By contrast, when she and Grace are in the murder-scene farmhouse, camera angles are more askew. Later, occasional overhead shots of Catherine’s music setup might represent a hidden thing’s perspective. This isn’t just the gorgeous photography that so many indie productions boast, then, it’s beautiful photography in service of the film’s overall impact.
Occasional cutting out of chronological sequence never feels overly contrived, and iconic horror sounds—creaks and thumps—benefits from being used judiciously rather than continually.

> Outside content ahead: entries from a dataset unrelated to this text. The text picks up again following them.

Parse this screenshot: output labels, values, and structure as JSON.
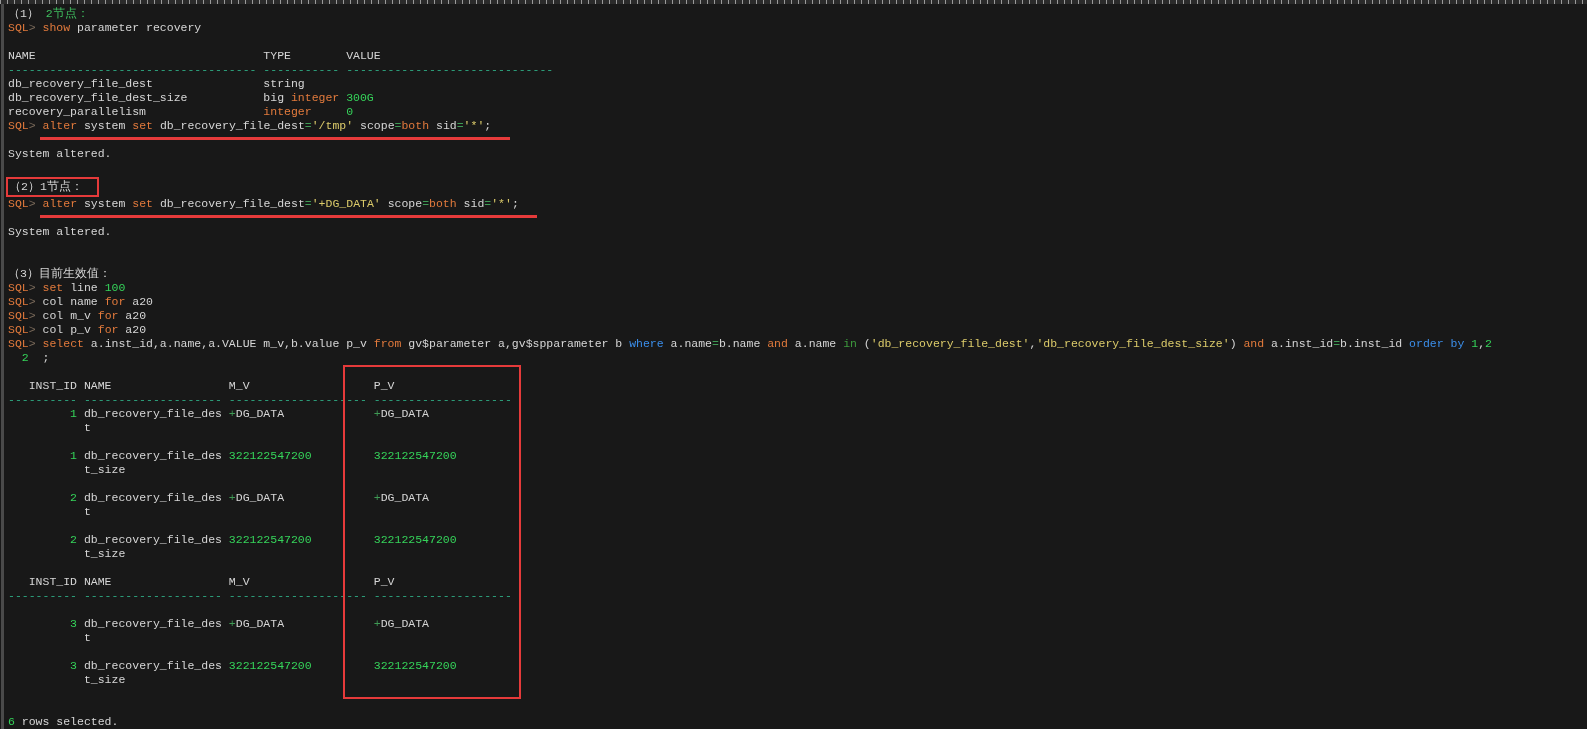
{
  "lines": [
    {
      "kind": "text",
      "segments": [
        {
          "kind": "txt",
          "text": "（1）"
        },
        {
          "kind": "head",
          "text": " 2节点："
        }
      ]
    },
    {
      "kind": "text",
      "segments": [
        {
          "kind": "prompt",
          "text": "SQL"
        },
        {
          "kind": "gt",
          "text": ">"
        },
        {
          "kind": "kw",
          "text": " show"
        },
        {
          "kind": "txt",
          "text": " parameter recovery"
        }
      ]
    },
    {
      "kind": "blank"
    },
    {
      "kind": "text",
      "segments": [
        {
          "kind": "txt",
          "text": "NAME                                 TYPE        VALUE"
        }
      ]
    },
    {
      "kind": "text",
      "segments": [
        {
          "kind": "rule",
          "text": "------------------------------------ ----------- ------------------------------"
        }
      ]
    },
    {
      "kind": "text",
      "segments": [
        {
          "kind": "txt",
          "text": "db_recovery_file_dest                string"
        }
      ]
    },
    {
      "kind": "text",
      "segments": [
        {
          "kind": "txt",
          "text": "db_recovery_file_dest_size           big "
        },
        {
          "kind": "kw",
          "text": "integer"
        },
        {
          "kind": "num",
          "text": " 300G"
        }
      ]
    },
    {
      "kind": "text",
      "segments": [
        {
          "kind": "txt",
          "text": "recovery_parallelism                 "
        },
        {
          "kind": "kw",
          "text": "integer"
        },
        {
          "kind": "num",
          "text": "     0"
        }
      ]
    },
    {
      "kind": "text",
      "underline": true,
      "segments": [
        {
          "kind": "prompt",
          "text": "SQL"
        },
        {
          "kind": "gt",
          "text": ">"
        },
        {
          "kind": "kw",
          "text": " alter"
        },
        {
          "kind": "txt",
          "text": " system "
        },
        {
          "kind": "kw",
          "text": "set"
        },
        {
          "kind": "txt",
          "text": " db_recovery_file_dest"
        },
        {
          "kind": "op",
          "text": "="
        },
        {
          "kind": "str",
          "text": "'/tmp'"
        },
        {
          "kind": "txt",
          "text": " scope"
        },
        {
          "kind": "op",
          "text": "="
        },
        {
          "kind": "kw",
          "text": "both"
        },
        {
          "kind": "txt",
          "text": " sid"
        },
        {
          "kind": "op",
          "text": "="
        },
        {
          "kind": "str",
          "text": "'*'"
        },
        {
          "kind": "txt",
          "text": ";"
        }
      ]
    },
    {
      "kind": "text",
      "segments": [
        {
          "kind": "txt",
          "text": "System altered."
        }
      ]
    },
    {
      "kind": "blank"
    },
    {
      "kind": "text",
      "boxed": true,
      "segments": [
        {
          "kind": "txt",
          "text": "（2）1节点："
        }
      ]
    },
    {
      "kind": "text",
      "underline": true,
      "segments": [
        {
          "kind": "prompt",
          "text": "SQL"
        },
        {
          "kind": "gt",
          "text": ">"
        },
        {
          "kind": "kw",
          "text": " alter"
        },
        {
          "kind": "txt",
          "text": " system "
        },
        {
          "kind": "kw",
          "text": "set"
        },
        {
          "kind": "txt",
          "text": " db_recovery_file_dest"
        },
        {
          "kind": "op",
          "text": "="
        },
        {
          "kind": "str",
          "text": "'+DG_DATA'"
        },
        {
          "kind": "txt",
          "text": " scope"
        },
        {
          "kind": "op",
          "text": "="
        },
        {
          "kind": "kw",
          "text": "both"
        },
        {
          "kind": "txt",
          "text": " sid"
        },
        {
          "kind": "op",
          "text": "="
        },
        {
          "kind": "str",
          "text": "'*'"
        },
        {
          "kind": "txt",
          "text": ";"
        }
      ]
    },
    {
      "kind": "text",
      "segments": [
        {
          "kind": "txt",
          "text": "System altered."
        }
      ]
    },
    {
      "kind": "blank"
    },
    {
      "kind": "blank"
    },
    {
      "kind": "text",
      "segments": [
        {
          "kind": "txt",
          "text": "（3）目前生效值："
        }
      ]
    },
    {
      "kind": "text",
      "segments": [
        {
          "kind": "prompt",
          "text": "SQL"
        },
        {
          "kind": "gt",
          "text": ">"
        },
        {
          "kind": "kw",
          "text": " set"
        },
        {
          "kind": "txt",
          "text": " line "
        },
        {
          "kind": "num",
          "text": "100"
        }
      ]
    },
    {
      "kind": "text",
      "segments": [
        {
          "kind": "prompt",
          "text": "SQL"
        },
        {
          "kind": "gt",
          "text": ">"
        },
        {
          "kind": "txt",
          "text": " col name "
        },
        {
          "kind": "kw",
          "text": "for"
        },
        {
          "kind": "txt",
          "text": " a20"
        }
      ]
    },
    {
      "kind": "text",
      "segments": [
        {
          "kind": "prompt",
          "text": "SQL"
        },
        {
          "kind": "gt",
          "text": ">"
        },
        {
          "kind": "txt",
          "text": " col m_v "
        },
        {
          "kind": "kw",
          "text": "for"
        },
        {
          "kind": "txt",
          "text": " a20"
        }
      ]
    },
    {
      "kind": "text",
      "segments": [
        {
          "kind": "prompt",
          "text": "SQL"
        },
        {
          "kind": "gt",
          "text": ">"
        },
        {
          "kind": "txt",
          "text": " col p_v "
        },
        {
          "kind": "kw",
          "text": "for"
        },
        {
          "kind": "txt",
          "text": " a20"
        }
      ]
    },
    {
      "kind": "text",
      "segments": [
        {
          "kind": "prompt",
          "text": "SQL"
        },
        {
          "kind": "gt",
          "text": ">"
        },
        {
          "kind": "kw",
          "text": " select"
        },
        {
          "kind": "txt",
          "text": " a.inst_id,a.name,a.VALUE m_v,b.value p_v "
        },
        {
          "kind": "kw",
          "text": "from"
        },
        {
          "kind": "txt",
          "text": " gv$parameter a,gv$spparameter b "
        },
        {
          "kind": "blue",
          "text": "where"
        },
        {
          "kind": "txt",
          "text": " a.name"
        },
        {
          "kind": "op",
          "text": "="
        },
        {
          "kind": "txt",
          "text": "b.name "
        },
        {
          "kind": "kw",
          "text": "and"
        },
        {
          "kind": "txt",
          "text": " a.name "
        },
        {
          "kind": "in",
          "text": "in"
        },
        {
          "kind": "txt",
          "text": " ("
        },
        {
          "kind": "str",
          "text": "'db_recovery_file_dest'"
        },
        {
          "kind": "txt",
          "text": ","
        },
        {
          "kind": "str",
          "text": "'db_recovery_file_dest_size'"
        },
        {
          "kind": "txt",
          "text": ") "
        },
        {
          "kind": "kw",
          "text": "and"
        },
        {
          "kind": "txt",
          "text": " a.inst_id"
        },
        {
          "kind": "op",
          "text": "="
        },
        {
          "kind": "txt",
          "text": "b.inst_id "
        },
        {
          "kind": "blue",
          "text": "order by"
        },
        {
          "kind": "num",
          "text": " 1"
        },
        {
          "kind": "txt",
          "text": ","
        },
        {
          "kind": "num",
          "text": "2"
        }
      ]
    },
    {
      "kind": "text",
      "segments": [
        {
          "kind": "num",
          "text": "  2"
        },
        {
          "kind": "txt",
          "text": "  ;"
        }
      ]
    },
    {
      "kind": "blank"
    },
    {
      "kind": "group",
      "highlight": true,
      "lines": [
        {
          "kind": "text",
          "segments": [
            {
              "kind": "txt",
              "text": "   INST_ID NAME                 M_V                  P_V"
            }
          ]
        },
        {
          "kind": "text",
          "segments": [
            {
              "kind": "rule",
              "text": "---------- -------------------- -------------------- --------------------"
            }
          ]
        },
        {
          "kind": "text",
          "segments": [
            {
              "kind": "num",
              "text": "         1"
            },
            {
              "kind": "txt",
              "text": " db_recovery_file_des "
            },
            {
              "kind": "op",
              "text": "+"
            },
            {
              "kind": "txt",
              "text": "DG_DATA             "
            },
            {
              "kind": "op",
              "text": "+"
            },
            {
              "kind": "txt",
              "text": "DG_DATA"
            }
          ]
        },
        {
          "kind": "text",
          "segments": [
            {
              "kind": "txt",
              "text": "           t"
            }
          ]
        },
        {
          "kind": "blank"
        },
        {
          "kind": "text",
          "segments": [
            {
              "kind": "num",
              "text": "         1"
            },
            {
              "kind": "txt",
              "text": " db_recovery_file_des "
            },
            {
              "kind": "num",
              "text": "322122547200"
            },
            {
              "kind": "num",
              "text": "         322122547200"
            }
          ]
        },
        {
          "kind": "text",
          "segments": [
            {
              "kind": "txt",
              "text": "           t_size"
            }
          ]
        },
        {
          "kind": "blank"
        },
        {
          "kind": "text",
          "segments": [
            {
              "kind": "num",
              "text": "         2"
            },
            {
              "kind": "txt",
              "text": " db_recovery_file_des "
            },
            {
              "kind": "op",
              "text": "+"
            },
            {
              "kind": "txt",
              "text": "DG_DATA             "
            },
            {
              "kind": "op",
              "text": "+"
            },
            {
              "kind": "txt",
              "text": "DG_DATA"
            }
          ]
        },
        {
          "kind": "text",
          "segments": [
            {
              "kind": "txt",
              "text": "           t"
            }
          ]
        },
        {
          "kind": "blank"
        },
        {
          "kind": "text",
          "segments": [
            {
              "kind": "num",
              "text": "         2"
            },
            {
              "kind": "txt",
              "text": " db_recovery_file_des "
            },
            {
              "kind": "num",
              "text": "322122547200"
            },
            {
              "kind": "num",
              "text": "         322122547200"
            }
          ]
        },
        {
          "kind": "text",
          "segments": [
            {
              "kind": "txt",
              "text": "           t_size"
            }
          ]
        },
        {
          "kind": "blank"
        },
        {
          "kind": "text",
          "segments": [
            {
              "kind": "txt",
              "text": "   INST_ID NAME                 M_V                  P_V"
            }
          ]
        },
        {
          "kind": "text",
          "segments": [
            {
              "kind": "rule",
              "text": "---------- -------------------- -------------------- --------------------"
            }
          ]
        },
        {
          "kind": "blank"
        },
        {
          "kind": "text",
          "segments": [
            {
              "kind": "num",
              "text": "         3"
            },
            {
              "kind": "txt",
              "text": " db_recovery_file_des "
            },
            {
              "kind": "op",
              "text": "+"
            },
            {
              "kind": "txt",
              "text": "DG_DATA             "
            },
            {
              "kind": "op",
              "text": "+"
            },
            {
              "kind": "txt",
              "text": "DG_DATA"
            }
          ]
        },
        {
          "kind": "text",
          "segments": [
            {
              "kind": "txt",
              "text": "           t"
            }
          ]
        },
        {
          "kind": "blank"
        },
        {
          "kind": "text",
          "segments": [
            {
              "kind": "num",
              "text": "         3"
            },
            {
              "kind": "txt",
              "text": " db_recovery_file_des "
            },
            {
              "kind": "num",
              "text": "322122547200"
            },
            {
              "kind": "num",
              "text": "         322122547200"
            }
          ]
        },
        {
          "kind": "text",
          "segments": [
            {
              "kind": "txt",
              "text": "           t_size"
            }
          ]
        }
      ]
    },
    {
      "kind": "blank"
    },
    {
      "kind": "blank"
    },
    {
      "kind": "text",
      "segments": [
        {
          "kind": "num",
          "text": "6"
        },
        {
          "kind": "txt",
          "text": " rows selected."
        }
      ]
    }
  ]
}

The music by Adrian Ellis can be effectively intense but also overdone, and regrettably features several appearances by the wordless choir that this genre keeps so busy. It’s one of the movie’s few weaknesses.
That apart, and it really is a minor detail, it’s difficult to fault The Strings. Some viewers may find Glover’s style of horror disappointingly elliptical, as it doesn’t rely on a carnival of jump scares and full-on visual revelations for its climax. In fact, there are few “horror events” in the entire film, and those that are present work because of the nerve-shredding atmosphere that surrounds them and not because they’re exceptionally horrifying in themselves.
In that respect The Strings has more in common with the great horror short stories of the past, works like M.R. James’s Whistle and I’ll Come to You and W.W Jacobs’s The Monkey’s Paw, than it does with the mainstream of modern Hollywood. But unless you really need lurid VFX to put you in a state of abject fearfulness, The Strings is superior as an exercise in terror to many much more elaborate movies… and if it all becomes a bit too much, well, Lifeboat’s an interesting film too.
CANADA | 2020 | 94 MINUTES | 2.39:1 | COLOUR | ENGLISH
director: Ryan Glover.
writers: Ryan Glover & Krista Dzialoszynski.
starring: Teagan Johnston & Jenna Schaefer.